HENAGAR, Ala. -- Heisman Trophy winner Bo Jackson, former Major League Baseball star Ken Griffey Jr. and NBA standout Scottie Pippin have started their five-day, 300-mile ride across Alabama to raise money for tornado relief in the state.
Pedaling past tornado-tossed homes and broken trees, the ride -- dubbed "Bo Bikes Bama" -- will pass through some of the communities hit hardest by more than 60 twisters that destroyed thousands of homes and businesses and killed about 250 people last April 27. It coincides with a week of observances of the anniversary of the devastating onslaught.
Other celebrities riding include seven-time Tour De France winner Lance Armstrong and downhill skier Picabo Street.
"They say there's a couple of areas we're gonna pass through that look somebody took a weed whacker and just took out a hundred yards or so," said Griffey, who has never seen tornado destruction up close.
A crowd of about 200 people cheered "Go Bo, Go," as the ride began in tiny Henagar, located in northeast Alabama's DeKalb County, where more than 30 people were killed. Before going to the starting line, Jackson met privately with 11-year-old Bryce Ferguson, whose parents and little sister Emma were among the dead.
"Everybody asks me why I decided to do this ride. It's because of people like Bryce," Jackson said. "He lost everything, but he is standing tall. He is going on with his life, and he's got people in his life that care about him and are loving him."
Jackson rode a specially made bike painted orange and blue, the colors of his alma mater, Auburn University. It also bears the name of every person who died in the twisters.
The storms left a path of destruction that, all put together, stretched 1,000 miles long and 20 miles wide. The ride ends Saturday in Tuscaloosa, where more than 50 deaths were blamed on a tornado.
Riders got a glimpse of the way twisters hop-scotched across the state a year ago, passing from unaffected neighborhoods into zones that looked like logging crews had cut down every tree and left bare, scarred dirt.
The group passed a splintered green house that doesn't appear to have been touched since the twister yanked it from its foundation; riders pedaled past the roofless remains of a country store. Speeding down a hill, riders came within yards of an old yellow milk truck that has been buried in a hillside to serve as a tornado shelter.
Jackson, who grew up near Birmingham in Bessemer but now lives in Illinois, said he hopes to raise $1 million for the governor's relief fund and increase awareness about the continuing problems caused by the twisters. Gov. Robert Bentley said the state still has some $140 million in unmet needs.
Organizers will auction off five different bicycles Jackson plans to ride during the event, and individuals can ride along for a donation of $200.
Bicyclist John Maples, who rode with two friends on the first leg, said the region needs a boost like "Bo Bikes Bama."
"It means a lot to me. We had a lot of people affected," said Maples. "It's great.
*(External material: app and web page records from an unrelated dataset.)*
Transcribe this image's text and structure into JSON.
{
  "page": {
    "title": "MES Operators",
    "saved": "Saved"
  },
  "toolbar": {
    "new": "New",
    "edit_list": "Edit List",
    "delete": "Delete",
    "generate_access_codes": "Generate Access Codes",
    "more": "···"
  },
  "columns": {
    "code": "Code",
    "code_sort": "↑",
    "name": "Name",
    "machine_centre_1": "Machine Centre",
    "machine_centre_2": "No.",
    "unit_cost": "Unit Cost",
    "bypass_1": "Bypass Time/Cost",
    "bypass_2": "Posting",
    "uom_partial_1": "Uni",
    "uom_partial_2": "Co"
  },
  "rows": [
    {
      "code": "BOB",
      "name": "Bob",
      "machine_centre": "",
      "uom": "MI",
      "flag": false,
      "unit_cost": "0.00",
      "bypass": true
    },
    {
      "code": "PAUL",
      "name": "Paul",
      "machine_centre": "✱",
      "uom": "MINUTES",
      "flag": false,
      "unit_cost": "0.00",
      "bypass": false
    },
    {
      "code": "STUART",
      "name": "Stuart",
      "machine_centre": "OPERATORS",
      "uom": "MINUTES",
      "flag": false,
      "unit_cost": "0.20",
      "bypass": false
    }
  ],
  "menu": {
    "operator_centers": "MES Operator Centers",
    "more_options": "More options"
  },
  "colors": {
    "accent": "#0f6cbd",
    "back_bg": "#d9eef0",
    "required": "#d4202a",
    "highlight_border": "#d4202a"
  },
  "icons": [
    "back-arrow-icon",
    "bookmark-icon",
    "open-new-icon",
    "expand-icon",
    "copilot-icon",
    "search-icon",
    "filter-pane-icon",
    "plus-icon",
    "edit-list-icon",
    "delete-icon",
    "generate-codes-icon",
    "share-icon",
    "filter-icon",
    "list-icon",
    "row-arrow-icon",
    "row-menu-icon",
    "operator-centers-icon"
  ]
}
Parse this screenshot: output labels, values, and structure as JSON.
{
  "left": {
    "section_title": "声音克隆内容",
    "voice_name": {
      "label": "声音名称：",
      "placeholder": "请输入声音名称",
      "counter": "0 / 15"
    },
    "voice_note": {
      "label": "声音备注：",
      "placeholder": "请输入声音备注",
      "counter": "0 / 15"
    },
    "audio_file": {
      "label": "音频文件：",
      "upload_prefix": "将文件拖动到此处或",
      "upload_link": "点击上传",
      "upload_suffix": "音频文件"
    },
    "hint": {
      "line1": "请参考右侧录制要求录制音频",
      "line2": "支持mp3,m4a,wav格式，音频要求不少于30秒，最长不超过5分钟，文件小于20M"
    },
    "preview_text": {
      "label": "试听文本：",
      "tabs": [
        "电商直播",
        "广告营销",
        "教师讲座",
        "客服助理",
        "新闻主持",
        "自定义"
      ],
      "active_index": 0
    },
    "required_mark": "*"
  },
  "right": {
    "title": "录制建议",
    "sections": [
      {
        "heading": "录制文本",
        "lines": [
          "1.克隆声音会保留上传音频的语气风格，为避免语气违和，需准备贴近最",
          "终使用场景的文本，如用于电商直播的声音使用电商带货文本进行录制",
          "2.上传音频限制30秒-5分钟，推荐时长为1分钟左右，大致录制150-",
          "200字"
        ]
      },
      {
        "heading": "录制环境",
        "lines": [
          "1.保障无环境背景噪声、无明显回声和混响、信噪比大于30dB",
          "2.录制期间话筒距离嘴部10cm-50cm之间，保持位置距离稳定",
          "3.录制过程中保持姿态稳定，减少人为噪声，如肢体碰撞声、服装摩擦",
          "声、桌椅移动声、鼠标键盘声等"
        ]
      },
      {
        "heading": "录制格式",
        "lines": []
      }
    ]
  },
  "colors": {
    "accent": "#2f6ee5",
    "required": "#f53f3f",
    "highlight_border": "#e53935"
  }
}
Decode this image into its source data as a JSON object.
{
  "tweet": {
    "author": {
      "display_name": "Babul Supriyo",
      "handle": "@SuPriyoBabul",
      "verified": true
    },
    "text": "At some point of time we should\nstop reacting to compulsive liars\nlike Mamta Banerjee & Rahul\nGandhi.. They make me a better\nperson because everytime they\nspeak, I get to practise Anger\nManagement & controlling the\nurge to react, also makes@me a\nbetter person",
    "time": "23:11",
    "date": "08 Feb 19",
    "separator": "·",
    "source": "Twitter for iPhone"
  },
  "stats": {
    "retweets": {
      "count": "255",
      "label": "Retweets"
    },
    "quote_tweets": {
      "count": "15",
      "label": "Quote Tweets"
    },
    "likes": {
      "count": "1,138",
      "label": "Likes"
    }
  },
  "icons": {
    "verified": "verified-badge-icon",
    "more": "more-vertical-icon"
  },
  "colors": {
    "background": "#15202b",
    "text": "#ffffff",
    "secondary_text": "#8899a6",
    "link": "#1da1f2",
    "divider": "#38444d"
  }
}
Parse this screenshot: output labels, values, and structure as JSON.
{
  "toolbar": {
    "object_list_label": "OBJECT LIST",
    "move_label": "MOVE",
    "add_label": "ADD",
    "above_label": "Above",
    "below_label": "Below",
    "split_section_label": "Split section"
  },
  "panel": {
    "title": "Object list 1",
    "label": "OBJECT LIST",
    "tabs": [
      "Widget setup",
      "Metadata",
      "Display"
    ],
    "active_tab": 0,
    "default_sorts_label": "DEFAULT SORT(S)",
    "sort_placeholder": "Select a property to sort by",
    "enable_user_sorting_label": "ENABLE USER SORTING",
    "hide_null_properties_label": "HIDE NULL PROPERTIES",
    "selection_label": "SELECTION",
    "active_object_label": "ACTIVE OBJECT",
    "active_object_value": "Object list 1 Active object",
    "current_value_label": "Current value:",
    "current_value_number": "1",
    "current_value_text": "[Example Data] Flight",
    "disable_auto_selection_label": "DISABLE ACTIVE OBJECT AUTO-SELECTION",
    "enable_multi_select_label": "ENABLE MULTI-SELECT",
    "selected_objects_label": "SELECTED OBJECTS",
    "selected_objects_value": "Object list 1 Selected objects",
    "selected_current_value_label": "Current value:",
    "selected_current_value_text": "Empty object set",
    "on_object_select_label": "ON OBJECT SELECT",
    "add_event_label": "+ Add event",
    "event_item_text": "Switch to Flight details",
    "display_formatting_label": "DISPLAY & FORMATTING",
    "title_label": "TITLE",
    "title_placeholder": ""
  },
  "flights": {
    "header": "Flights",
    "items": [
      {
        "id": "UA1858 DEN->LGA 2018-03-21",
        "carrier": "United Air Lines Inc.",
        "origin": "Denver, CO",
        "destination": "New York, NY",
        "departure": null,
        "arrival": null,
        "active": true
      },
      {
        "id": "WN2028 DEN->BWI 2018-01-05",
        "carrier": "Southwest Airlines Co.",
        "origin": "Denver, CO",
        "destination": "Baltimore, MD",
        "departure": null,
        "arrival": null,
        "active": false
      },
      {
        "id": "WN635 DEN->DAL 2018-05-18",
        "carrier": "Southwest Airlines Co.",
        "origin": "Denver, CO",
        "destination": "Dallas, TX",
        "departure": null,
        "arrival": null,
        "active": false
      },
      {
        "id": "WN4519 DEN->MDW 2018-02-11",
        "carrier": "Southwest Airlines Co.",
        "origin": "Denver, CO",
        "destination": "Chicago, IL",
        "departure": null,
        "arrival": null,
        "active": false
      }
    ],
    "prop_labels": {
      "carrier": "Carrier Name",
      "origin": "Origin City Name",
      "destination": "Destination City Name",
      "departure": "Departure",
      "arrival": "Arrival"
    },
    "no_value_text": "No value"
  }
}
It's appreciated."
Shannon Pruett, a fan of Auburn, where Jackson won the Heisman in 1985, kept her three children out of school to stand along the roadside and cheer the riders as they passed a road still lined with tornado debris and twisted, splintered trees.
"I told my husband this isn't going to happen again, they needed to see it," said Pruett.
Information from The Associated Press was used in this report.